I abandoned the bar and went back to the table, with a small army of shots to dull the shock of it all. Dude would not let up. He was unstoppable. Worse yet, he was not even listening to me. His lines did not require any cues. As if they were pulled from a mental list of some sort, and he was just blabbering his way down the line. A list of busted-ass come-ons that he was throwing out there, like a set of jailer’s keys would be trial-and-errored to get through a single lock. It was as if he was under the impression that somewhere, buried in his pickled mind, there was one poorly turned phrase which would get his denture-needing ass some play. He just needed to happen upon it, and all would be golden.

I could have been a cigar store Indian, and he would never have noticed.

Through that treatment, I believe I received a small taste of what it is like to be a woman, at any random bar in bar-town USA. While she is trying to deflect unwanted advances from some persistent dick head who: Just. Does. Not. Get it. It was surreal.

And there it was. The first time a guy ever hit on me. And his lines were the absolute worst. I mean, who the hell asks that shit anymore? I know those bullshit lines did not work in 1972, and they sure as hell were not going to fly with me.

They say that such attention, even if unsolicited, should flatter the subject. Not that I have the right to shrug off such nonsense, because in a very strange way, it was flattering, but I was not flattered at all by the man’s advances. Further more, the whole thing frightened me. Horrified me.

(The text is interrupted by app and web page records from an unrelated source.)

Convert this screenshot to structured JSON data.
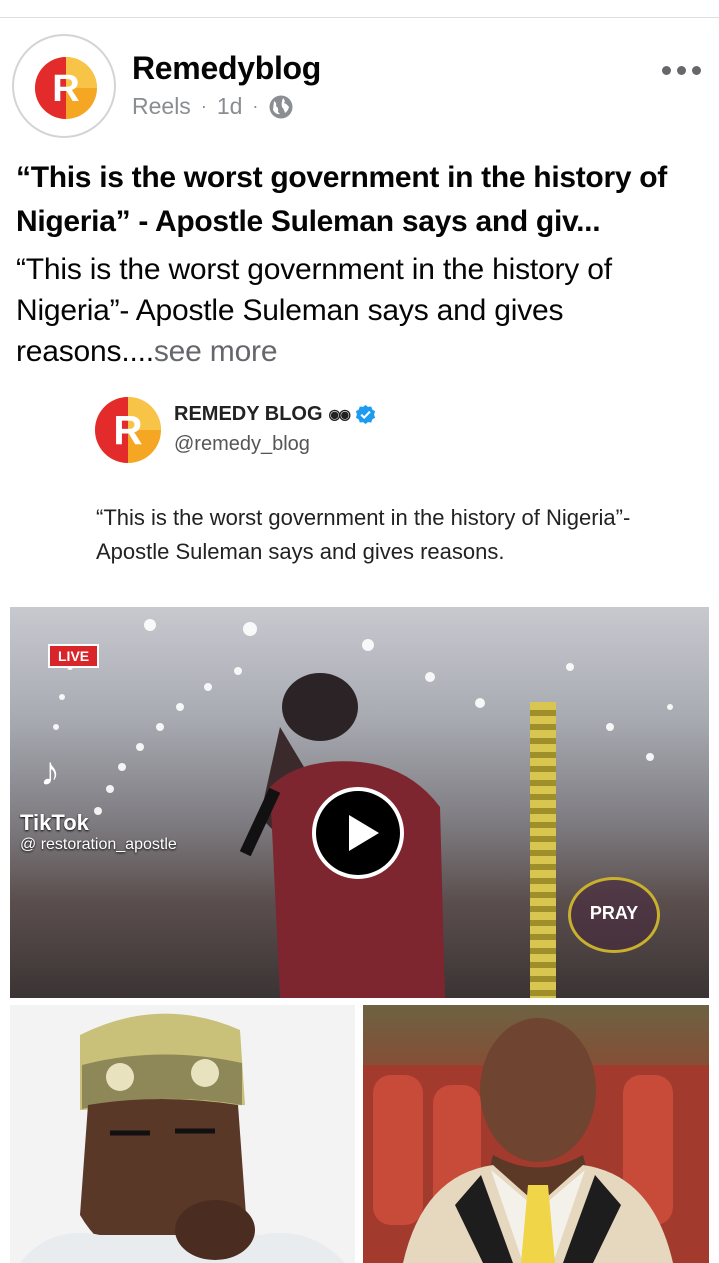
{
  "post": {
    "page_name": "Remedyblog",
    "meta": {
      "type": "Reels",
      "separator": "·",
      "age": "1d"
    },
    "headline": "“This is the worst government in the history of Nigeria” - Apostle Suleman says and giv...",
    "body": "“This is the worst government in the history of Nigeria”- Apostle Suleman says and gives reasons....",
    "see_more": "see more"
  },
  "tweet": {
    "name": "REMEDY BLOG",
    "handle": "@remedy_blog",
    "text": "“This is the worst government in the history of Nigeria”- Apostle Suleman says and gives reasons."
  },
  "video": {
    "live_badge": "LIVE",
    "tiktok_label": "TikTok",
    "tiktok_user": "@ restoration_apostle",
    "overlay_logo_text": "PRAY"
  },
  "icons": {
    "globe": "globe-icon",
    "more": "more-options-icon",
    "verified": "verified-badge-icon",
    "play": "play-icon"
  },
  "colors": {
    "brand_red": "#e32b2b",
    "brand_orange": "#f5a623",
    "meta_gray": "#8a8d91",
    "verified_blue": "#1d9bf0"
  }
}
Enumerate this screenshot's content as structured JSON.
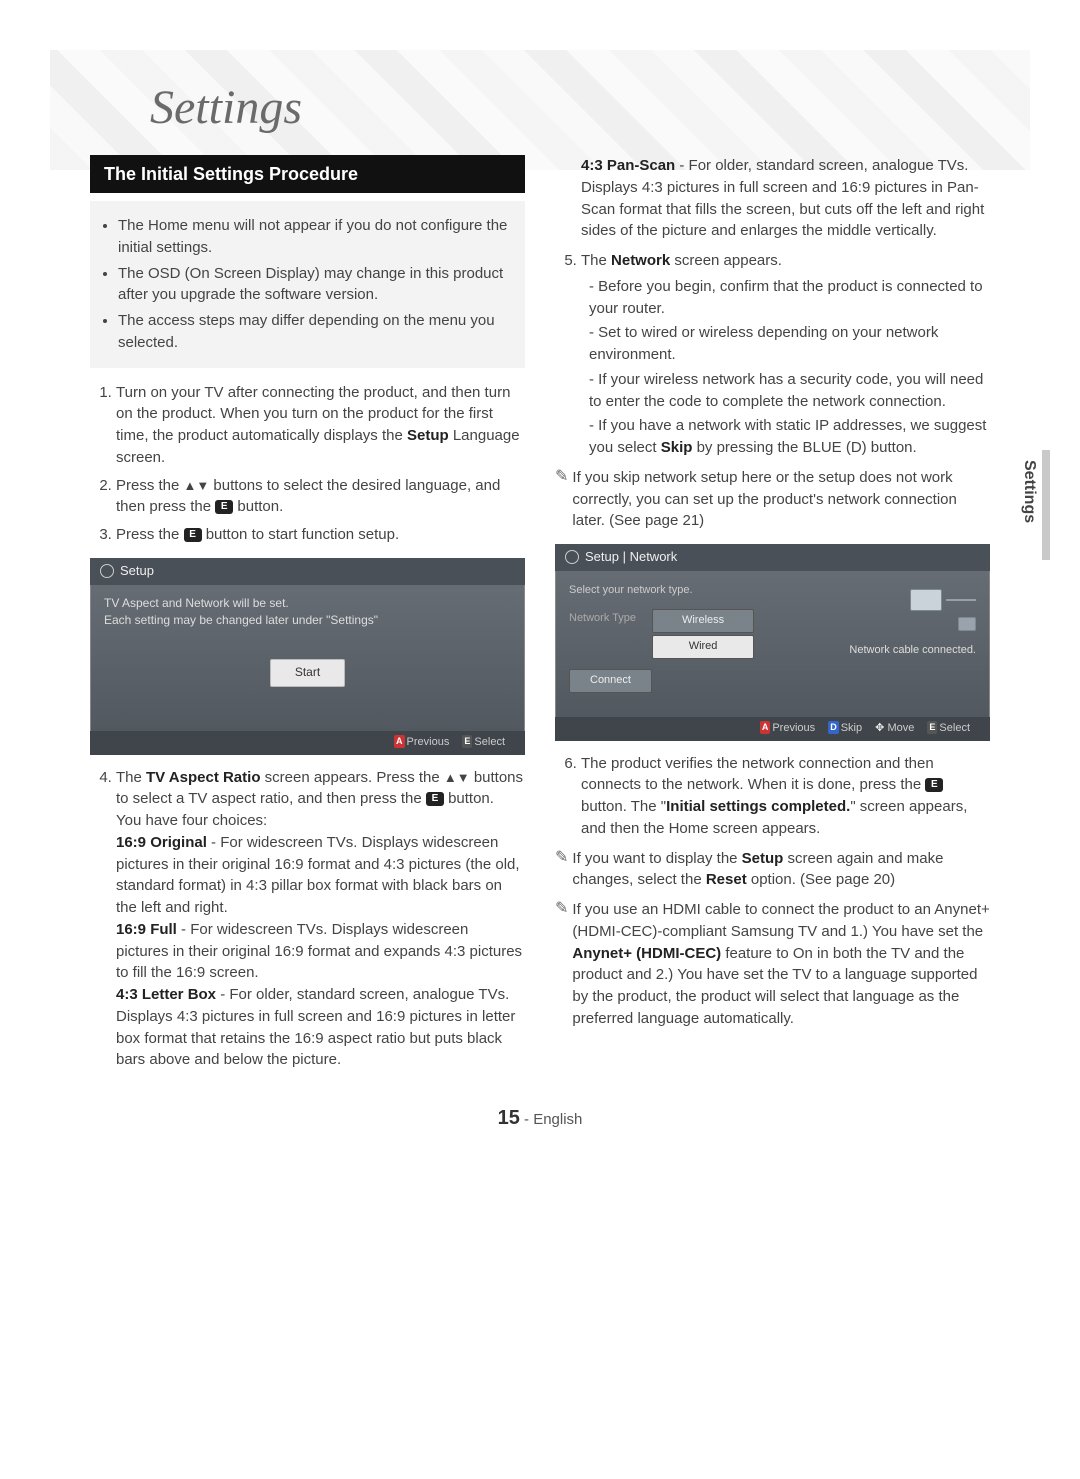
{
  "chapter_title": "Settings",
  "section_title": "The Initial Settings Procedure",
  "notes": [
    "The Home menu will not appear if you do not configure the initial settings.",
    "The OSD (On Screen Display) may change in this product after you upgrade the software version.",
    "The access steps may differ depending on the menu you selected."
  ],
  "step1": {
    "pre": "Turn on your TV after connecting the product, and then turn on the product. When you turn on the product for the first time, the product automatically displays the ",
    "bold": "Setup",
    "post": " Language screen."
  },
  "step2": {
    "a": "Press the ",
    "b": " buttons to select the desired language, and then press the ",
    "c": " button."
  },
  "step3": {
    "a": "Press the ",
    "b": " button to start function setup."
  },
  "setup_screen": {
    "title": "Setup",
    "line1": "TV Aspect and Network will be set.",
    "line2": "Each setting may be changed later under \"Settings\"",
    "start": "Start",
    "footer_prev": "Previous",
    "footer_sel": "Select"
  },
  "step4": {
    "a": "The ",
    "bold1": "TV Aspect Ratio",
    "b": " screen appears. Press the ",
    "c": " buttons to select a TV aspect ratio, and then press the ",
    "d": " button.",
    "choices_intro": "You have four choices:",
    "opt1_t": "16:9 Original",
    "opt1_b": " - For widescreen TVs. Displays widescreen pictures in their original 16:9 format and 4:3 pictures (the old, standard format) in 4:3 pillar box format with black bars on the left and right.",
    "opt2_t": "16:9 Full",
    "opt2_b": " - For widescreen TVs. Displays widescreen pictures in their original 16:9 format and expands 4:3 pictures to fill the 16:9 screen.",
    "opt3_t": "4:3 Letter Box",
    "opt3_b": " - For older, standard screen, analogue TVs. Displays 4:3 pictures in full screen and 16:9 pictures in letter box format that retains the 16:9 aspect ratio but puts black bars above and below the picture.",
    "opt4_t": "4:3 Pan-Scan",
    "opt4_b": " - For older, standard screen, analogue TVs. Displays 4:3 pictures in full screen and 16:9 pictures in Pan-Scan format that fills the screen, but cuts off the left and right sides of the picture and enlarges the middle vertically."
  },
  "step5": {
    "a": "The ",
    "bold": "Network",
    "b": " screen appears.",
    "subs": [
      "Before you begin, confirm that the product is connected to your router.",
      "Set to wired or wireless depending on your network environment.",
      "If your wireless network has a security code, you will need to enter the code to complete the network connection."
    ],
    "sub4_a": "If you have a network with static IP addresses, we suggest you select ",
    "sub4_bold": "Skip",
    "sub4_b": " by pressing the BLUE (D) button."
  },
  "note_skip": "If you skip network setup here or the setup does not work correctly, you can set up the product's network connection later. (See page 21)",
  "network_screen": {
    "title": "Setup | Network",
    "instr": "Select your network type.",
    "field": "Network Type",
    "opt_wireless": "Wireless",
    "opt_wired": "Wired",
    "connect": "Connect",
    "status": "Network cable connected.",
    "footer_prev": "Previous",
    "footer_skip": "Skip",
    "footer_move": "Move",
    "footer_sel": "Select"
  },
  "step6": {
    "a": "The product verifies the network connection and then connects to the network. When it is done, press the ",
    "b": " button. The \"",
    "bold": "Initial settings completed.",
    "c": "\" screen appears, and then the Home screen appears."
  },
  "note_reset_a": "If you want to display the ",
  "note_reset_b1": "Setup",
  "note_reset_c": " screen again and make changes, select the ",
  "note_reset_b2": "Reset",
  "note_reset_d": " option. (See page 20)",
  "note_anynet_a": "If you use an HDMI cable to connect the product to an Anynet+ (HDMI-CEC)-compliant Samsung TV and 1.) You have set the ",
  "note_anynet_b": "Anynet+ (HDMI-CEC)",
  "note_anynet_c": " feature to On in both the TV and the product and 2.) You have set the TV to a language supported by the product, the product will select that language as the preferred language automatically.",
  "side_tab": "Settings",
  "page_number": "15",
  "page_lang": " - English",
  "chips": {
    "a": "A",
    "d": "D",
    "e": "E"
  },
  "arrows": "▲▼",
  "move_glyph": "✥"
}
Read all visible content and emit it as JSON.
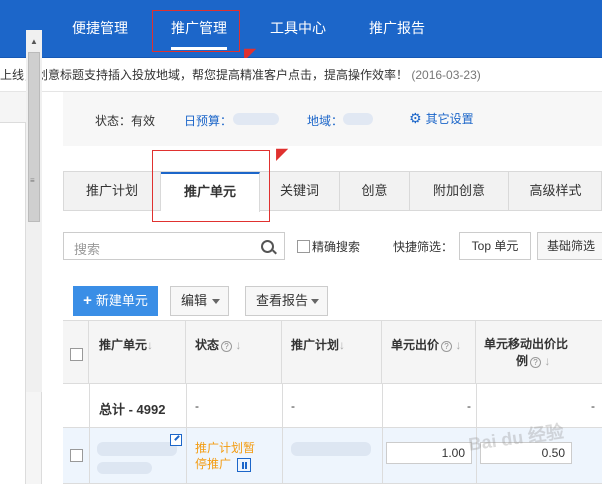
{
  "topnav": {
    "items": [
      {
        "label": "便捷管理"
      },
      {
        "label": "推广管理",
        "active": true
      },
      {
        "label": "工具中心"
      },
      {
        "label": "推广报告"
      }
    ]
  },
  "notice": {
    "text": "上线，创意标题支持插入投放地域，帮您提高精准客户点击，提高操作效率！",
    "date": "(2016-03-23)"
  },
  "status_bar": {
    "status": "状态：有效",
    "budget_label": "日预算：",
    "region_label": "地域：",
    "settings_label": "其它设置",
    "settings_icon": "gear-icon"
  },
  "tabs": [
    {
      "label": "推广计划"
    },
    {
      "label": "推广单元",
      "active": true
    },
    {
      "label": "关键词"
    },
    {
      "label": "创意"
    },
    {
      "label": "附加创意"
    },
    {
      "label": "高级样式"
    }
  ],
  "filter": {
    "search_placeholder": "搜索",
    "exact_search_label": "精确搜索",
    "quick_filter_label": "快捷筛选：",
    "top_unit_button": "Top 单元",
    "basic_filter_button": "基础筛选"
  },
  "toolbar": {
    "new_unit": "新建单元",
    "edit": "编辑",
    "view_report": "查看报告"
  },
  "table": {
    "headers": {
      "unit": "推广单元",
      "status": "状态",
      "plan": "推广计划",
      "bid": "单元出价",
      "mobile_bid_line1": "单元移动出价比",
      "mobile_bid_line2": "例"
    },
    "total_row": {
      "label": "总计 - 4992",
      "status": "-",
      "plan": "-",
      "bid": "-",
      "mobile": "-"
    },
    "rows": [
      {
        "status": "推广计划暂停推广",
        "bid": "1.00",
        "mobile_ratio": "0.50"
      }
    ]
  },
  "watermark": "Bai du 经验",
  "colors": {
    "nav_bg": "#1c66c9",
    "accent": "#1c66c9",
    "primary_button": "#3a8ee6",
    "annotation_red": "#e0312f",
    "status_orange": "#f39c12"
  }
}
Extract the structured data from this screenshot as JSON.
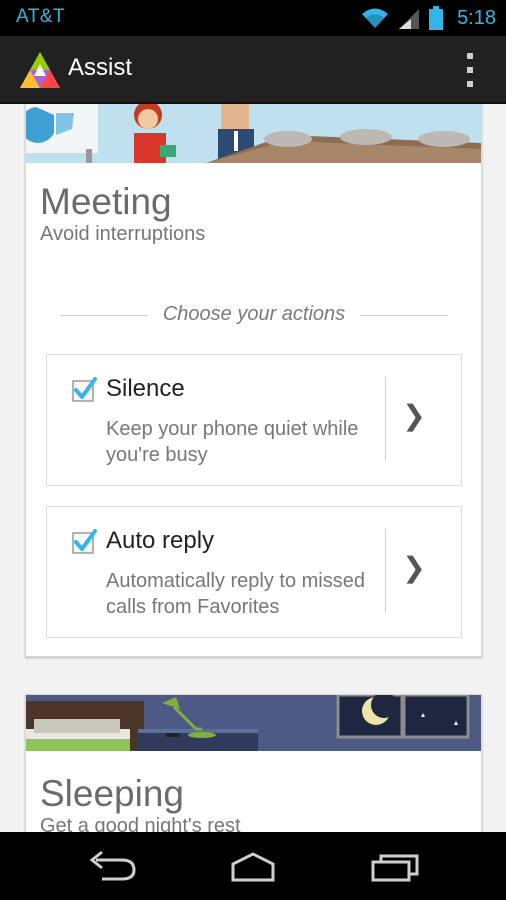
{
  "status_bar": {
    "carrier": "AT&T",
    "time": "5:18",
    "icons": [
      "wifi-icon",
      "signal-icon",
      "battery-icon"
    ],
    "accent_color": "#33b5e5"
  },
  "action_bar": {
    "title": "Assist",
    "logo_icon": "assist-triangle-logo",
    "overflow_icon": "overflow-menu-icon",
    "background": "#212121"
  },
  "cards": [
    {
      "title": "Meeting",
      "subtitle": "Avoid interruptions",
      "banner": "meeting-illustration",
      "section_label": "Choose your actions",
      "actions": [
        {
          "title": "Silence",
          "description": "Keep your phone quiet while you're busy",
          "checked": true
        },
        {
          "title": "Auto reply",
          "description": "Automatically reply to missed calls from Favorites",
          "checked": true
        }
      ]
    },
    {
      "title": "Sleeping",
      "subtitle": "Get a good night's rest",
      "banner": "bedroom-night-illustration"
    }
  ],
  "nav_bar": {
    "buttons": [
      "back-icon",
      "home-icon",
      "recents-icon"
    ]
  },
  "colors": {
    "checkbox_check": "#33b5e5",
    "page_background": "#f2f2f2"
  }
}
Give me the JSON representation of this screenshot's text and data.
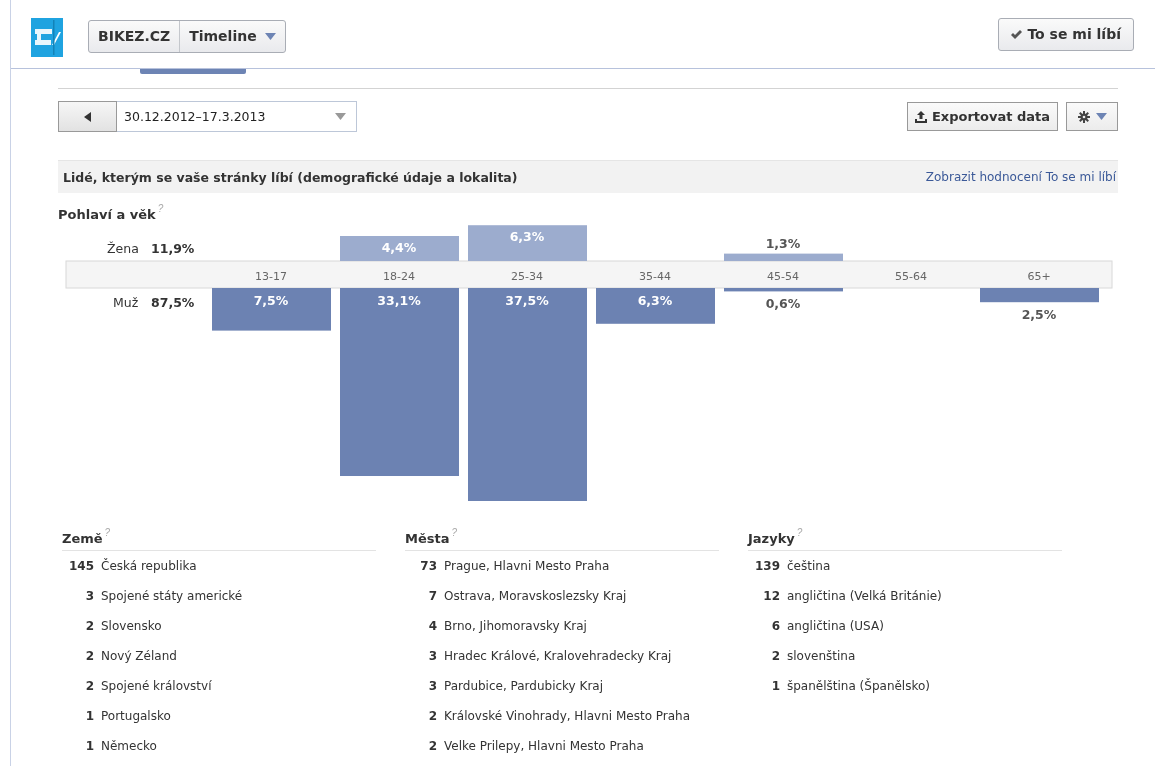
{
  "header": {
    "page_name": "BIKEZ.CZ",
    "menu": "Timeline",
    "like_button": "To se mi líbí"
  },
  "toolbar": {
    "date_range": "30.12.2012–17.3.2013",
    "export_button": "Exportovat data"
  },
  "section": {
    "title": "Lidé, kterým se vaše stránky líbí (demografické údaje a lokalita)",
    "link": "Zobrazit hodnocení To se mi líbí"
  },
  "gender_age": {
    "title": "Pohlaví a věk",
    "help": "?",
    "female": {
      "label": "Žena",
      "total": "11,9%",
      "color": "#9cacce"
    },
    "male": {
      "label": "Muž",
      "total": "87,5%",
      "color": "#6c82b2"
    },
    "age_groups": [
      {
        "label": "13-17",
        "male": "7,5%"
      },
      {
        "label": "18-24",
        "female": "4,4%",
        "male": "33,1%"
      },
      {
        "label": "25-34",
        "female": "6,3%",
        "male": "37,5%"
      },
      {
        "label": "35-44",
        "male": "6,3%"
      },
      {
        "label": "45-54",
        "female": "1,3%",
        "male": "0,6%"
      },
      {
        "label": "55-64"
      },
      {
        "label": "65+",
        "male": "2,5%"
      }
    ]
  },
  "lists": [
    {
      "title": "Země",
      "help": "?",
      "rows": [
        {
          "count": "145",
          "name": "Česká republika"
        },
        {
          "count": "3",
          "name": "Spojené státy americké"
        },
        {
          "count": "2",
          "name": "Slovensko"
        },
        {
          "count": "2",
          "name": "Nový Zéland"
        },
        {
          "count": "2",
          "name": "Spojené království"
        },
        {
          "count": "1",
          "name": "Portugalsko"
        },
        {
          "count": "1",
          "name": "Německo"
        }
      ]
    },
    {
      "title": "Města",
      "help": "?",
      "rows": [
        {
          "count": "73",
          "name": "Prague, Hlavni Mesto Praha"
        },
        {
          "count": "7",
          "name": "Ostrava, Moravskoslezsky Kraj"
        },
        {
          "count": "4",
          "name": "Brno, Jihomoravsky Kraj"
        },
        {
          "count": "3",
          "name": "Hradec Králové, Kralovehradecky Kraj"
        },
        {
          "count": "3",
          "name": "Pardubice, Pardubicky Kraj"
        },
        {
          "count": "2",
          "name": "Královské Vinohrady, Hlavni Mesto Praha"
        },
        {
          "count": "2",
          "name": "Velke Prilepy, Hlavni Mesto Praha"
        }
      ]
    },
    {
      "title": "Jazyky",
      "help": "?",
      "rows": [
        {
          "count": "139",
          "name": "čeština"
        },
        {
          "count": "12",
          "name": "angličtina (Velká Británie)"
        },
        {
          "count": "6",
          "name": "angličtina (USA)"
        },
        {
          "count": "2",
          "name": "slovenština"
        },
        {
          "count": "1",
          "name": "španělština (Španělsko)"
        }
      ]
    }
  ]
}
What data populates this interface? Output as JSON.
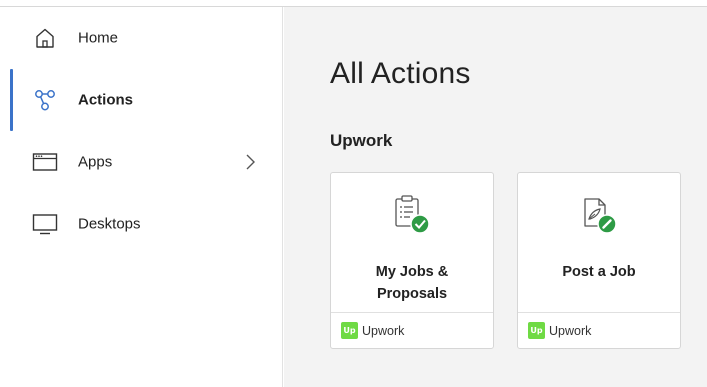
{
  "sidebar": {
    "items": [
      {
        "label": "Home",
        "icon": "home-icon"
      },
      {
        "label": "Actions",
        "icon": "actions-icon",
        "active": true
      },
      {
        "label": "Apps",
        "icon": "apps-icon",
        "has_submenu": true
      },
      {
        "label": "Desktops",
        "icon": "desktop-icon"
      }
    ]
  },
  "main": {
    "title": "All Actions",
    "section_title": "Upwork",
    "cards": [
      {
        "label_line1": "My Jobs &",
        "label_line2": "Proposals",
        "footer": "Upwork",
        "logo_text": "Up"
      },
      {
        "label_line1": "Post a Job",
        "footer": "Upwork",
        "logo_text": "Up"
      }
    ]
  },
  "colors": {
    "accent": "#3b73c9",
    "upwork_green": "#6fda44",
    "check_green": "#2e9b45",
    "main_bg": "#f3f3f3"
  }
}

Educated me.

Back at the table, Maury was critiquing his birthday dance. Apparently, gay men such as he, have a real issue with pimples on butt cheeks. Enough so, that one might consider not tipping a dancer who (sadly, I guess) needs some Oxy 10 briefs. Gay men, sensitive about the toosh? Who knew?

9 comments:

Glitzy said...

Was this a recent occurence? Craziness. I never thought of what it might be like for unsuspecting straight guys to walk into a gay bar (on a trade night, no less). Interesting that your reaction was to obliterate via alcohol though.

Truecraig said...

This occurred several years ago. 1997, I would guess. Maybe 1998. A while back.

I was just a kid looking for a cheap happy hour. I would have gotten tanked with or without the discomfort provided by the other patrons. It's all ridiculous, in retrospect, and that's what I find interesting about writing it. If it all seems so silly to me today, how could I have taken it so seriously then? Was it EVER serious, or did I just knee-jerk it that way?

Anonymous said...

Reruns, I'm shocked!

Truecraig said...

Did the title give it away? Oh damn.

Impulsivecompulsive said...

I feel your pain, man. Creepy old perverts are creepy old perverts, doesn't matter if they're gay or straight.
And no one likes a suprise banana hammock in the face.

Anonymous said...

Meat tassel, YIKES! that's a freaky image hummmmm...

nick

Quel said...

Thanks for stopping by my place.

I LOVE your blog!

I'll definitely be back.

Benji said...

When I was a teenager, I went into San Francisco to see a show at Slim's. After, my Dad's Oldsmobile broke down South of Market, in front of the Lone Star Saloon. I'm thinking, 'I'm from Texas, I should feel right at home here.' It was me an a ninety pound blond girl, just a whisp of a pre-woman. We go inside. It is a hardcore gay bar whose motto is "Home of Bears, Bikers, and Mayhem." (I shit you not, I just googled it.) All I needed was the pay phone. I left with an incredibly increased world view. Who knew? Try to sneak out and go to a show, you end up in a cross between "Adventures in Babysitting" and "Internal Sunshine of the Spotless Behind."

mozzie said...

how brokeback